▶ What to work on
Among the lines of the records, find all that carry the word "user" and copy them.

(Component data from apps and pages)
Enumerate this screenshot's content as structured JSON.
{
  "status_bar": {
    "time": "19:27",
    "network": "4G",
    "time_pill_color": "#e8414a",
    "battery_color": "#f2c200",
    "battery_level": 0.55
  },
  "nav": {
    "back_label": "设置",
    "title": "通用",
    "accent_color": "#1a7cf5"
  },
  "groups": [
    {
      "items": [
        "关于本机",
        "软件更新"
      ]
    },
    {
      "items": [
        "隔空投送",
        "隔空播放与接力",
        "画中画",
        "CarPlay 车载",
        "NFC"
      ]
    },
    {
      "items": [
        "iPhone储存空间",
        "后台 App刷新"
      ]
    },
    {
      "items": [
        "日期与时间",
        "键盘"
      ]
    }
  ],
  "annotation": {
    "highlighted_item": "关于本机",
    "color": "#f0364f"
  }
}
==
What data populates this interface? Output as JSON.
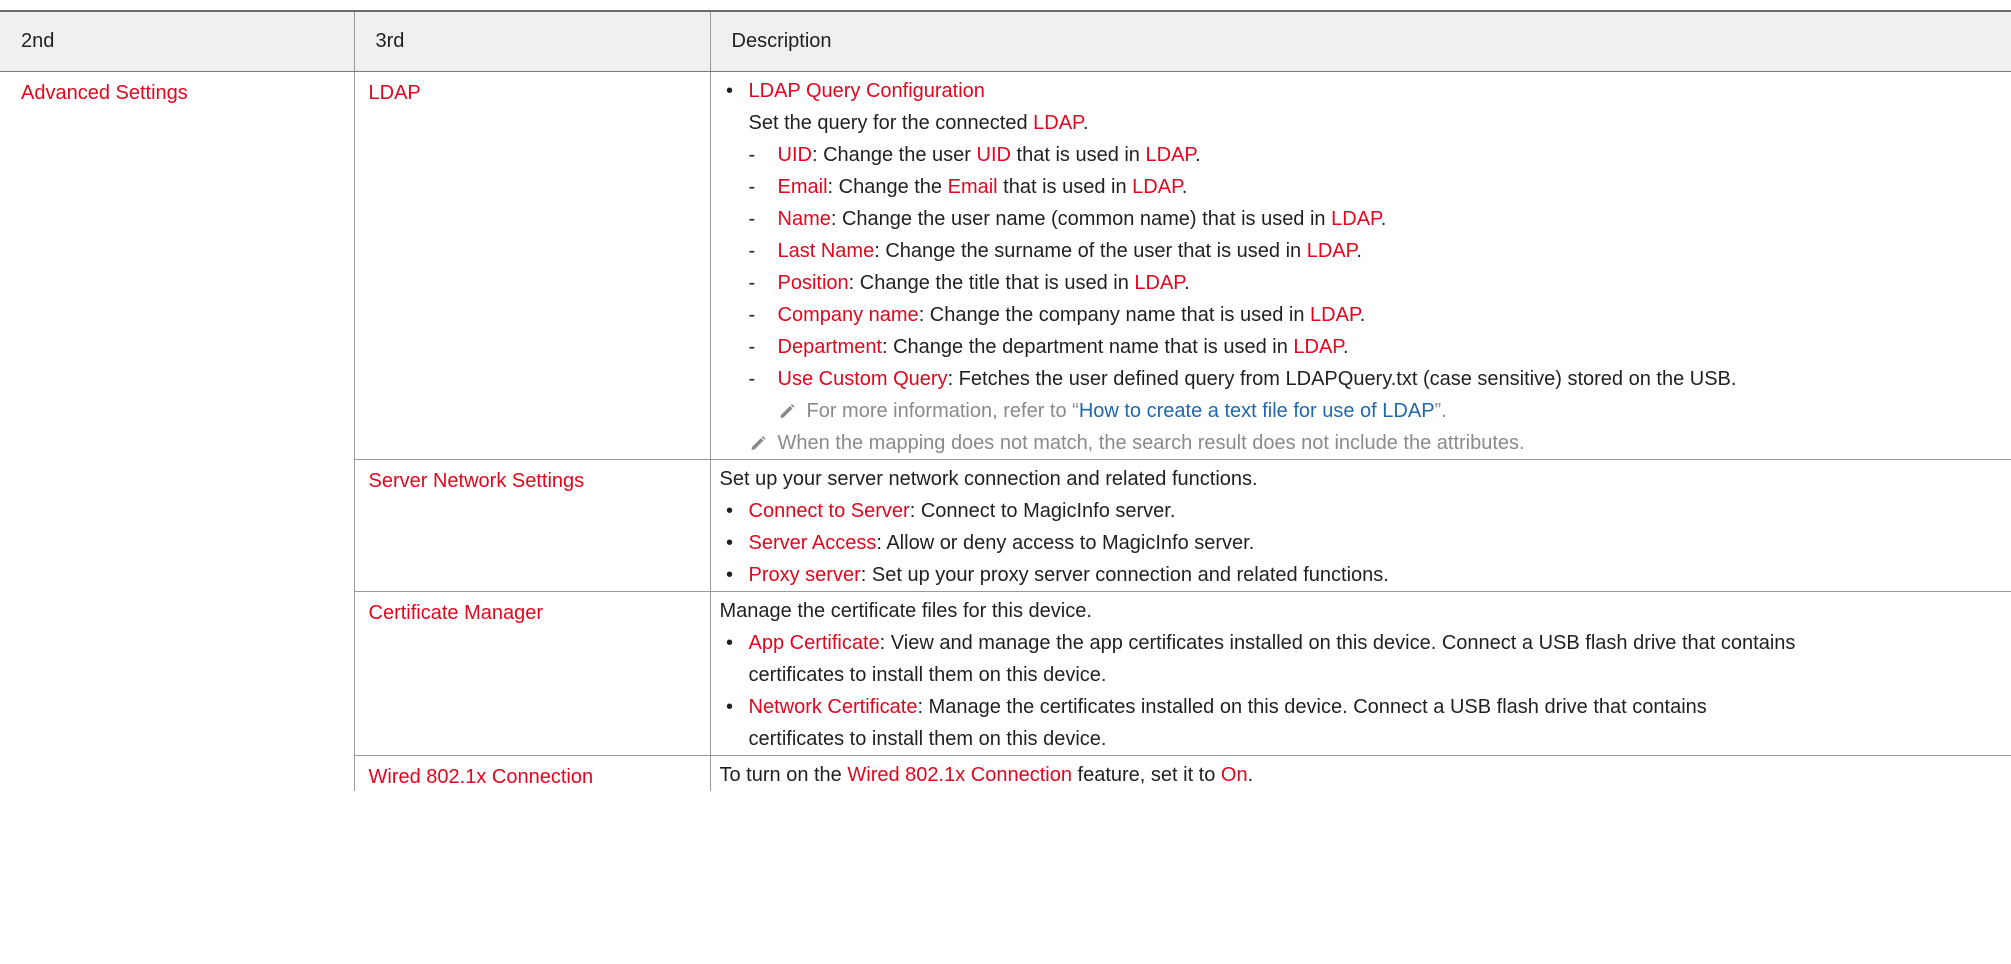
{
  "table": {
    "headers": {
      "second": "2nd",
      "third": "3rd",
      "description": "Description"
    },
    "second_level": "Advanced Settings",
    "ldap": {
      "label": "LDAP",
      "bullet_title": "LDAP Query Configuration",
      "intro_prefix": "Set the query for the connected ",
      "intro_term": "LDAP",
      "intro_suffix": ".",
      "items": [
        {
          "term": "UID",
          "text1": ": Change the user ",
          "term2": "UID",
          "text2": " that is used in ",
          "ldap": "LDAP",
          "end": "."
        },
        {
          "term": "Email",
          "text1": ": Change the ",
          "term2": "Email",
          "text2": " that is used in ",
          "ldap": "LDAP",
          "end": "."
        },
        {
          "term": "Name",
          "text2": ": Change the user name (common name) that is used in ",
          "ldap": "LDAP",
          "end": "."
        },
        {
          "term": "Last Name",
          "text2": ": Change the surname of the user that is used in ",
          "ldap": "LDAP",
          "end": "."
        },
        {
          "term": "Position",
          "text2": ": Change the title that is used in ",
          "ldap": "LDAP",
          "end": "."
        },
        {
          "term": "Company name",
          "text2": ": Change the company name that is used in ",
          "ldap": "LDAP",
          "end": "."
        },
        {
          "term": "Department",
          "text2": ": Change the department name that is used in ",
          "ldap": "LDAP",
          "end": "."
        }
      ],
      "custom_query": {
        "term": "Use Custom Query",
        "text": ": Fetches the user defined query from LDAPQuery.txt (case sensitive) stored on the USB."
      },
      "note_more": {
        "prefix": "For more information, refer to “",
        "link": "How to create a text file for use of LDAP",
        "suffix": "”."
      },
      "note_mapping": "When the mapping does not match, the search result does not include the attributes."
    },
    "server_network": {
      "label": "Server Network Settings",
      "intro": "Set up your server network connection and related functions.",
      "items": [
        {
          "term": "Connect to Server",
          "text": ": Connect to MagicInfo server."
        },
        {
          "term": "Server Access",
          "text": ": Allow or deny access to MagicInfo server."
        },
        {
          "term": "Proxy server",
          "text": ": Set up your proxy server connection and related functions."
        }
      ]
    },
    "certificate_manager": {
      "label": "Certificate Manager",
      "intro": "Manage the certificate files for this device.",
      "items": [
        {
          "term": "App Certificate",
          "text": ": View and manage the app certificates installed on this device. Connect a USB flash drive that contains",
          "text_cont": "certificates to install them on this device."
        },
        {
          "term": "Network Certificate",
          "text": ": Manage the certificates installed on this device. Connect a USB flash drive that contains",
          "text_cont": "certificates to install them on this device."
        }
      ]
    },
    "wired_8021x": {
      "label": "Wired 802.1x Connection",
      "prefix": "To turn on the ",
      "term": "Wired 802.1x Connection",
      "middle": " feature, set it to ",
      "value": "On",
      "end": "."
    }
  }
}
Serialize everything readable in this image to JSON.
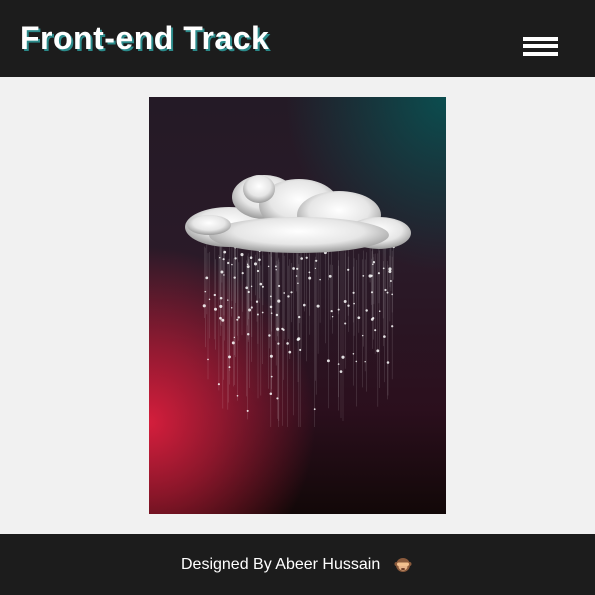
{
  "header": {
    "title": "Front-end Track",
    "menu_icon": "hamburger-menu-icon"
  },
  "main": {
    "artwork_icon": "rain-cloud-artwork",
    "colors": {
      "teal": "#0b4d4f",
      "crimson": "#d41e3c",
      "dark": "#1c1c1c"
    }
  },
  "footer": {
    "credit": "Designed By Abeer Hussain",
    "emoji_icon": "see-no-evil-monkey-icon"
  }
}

▶ Response below
          "text1": ": Change the user ",
          "text2": ": Change the user name (common name) that is used in ",
          "text2": ": Change the surname of the user that is used in ",
        "text": ": Fetches the user defined query from LDAPQuery.txt (case sensitive) stored on the USB."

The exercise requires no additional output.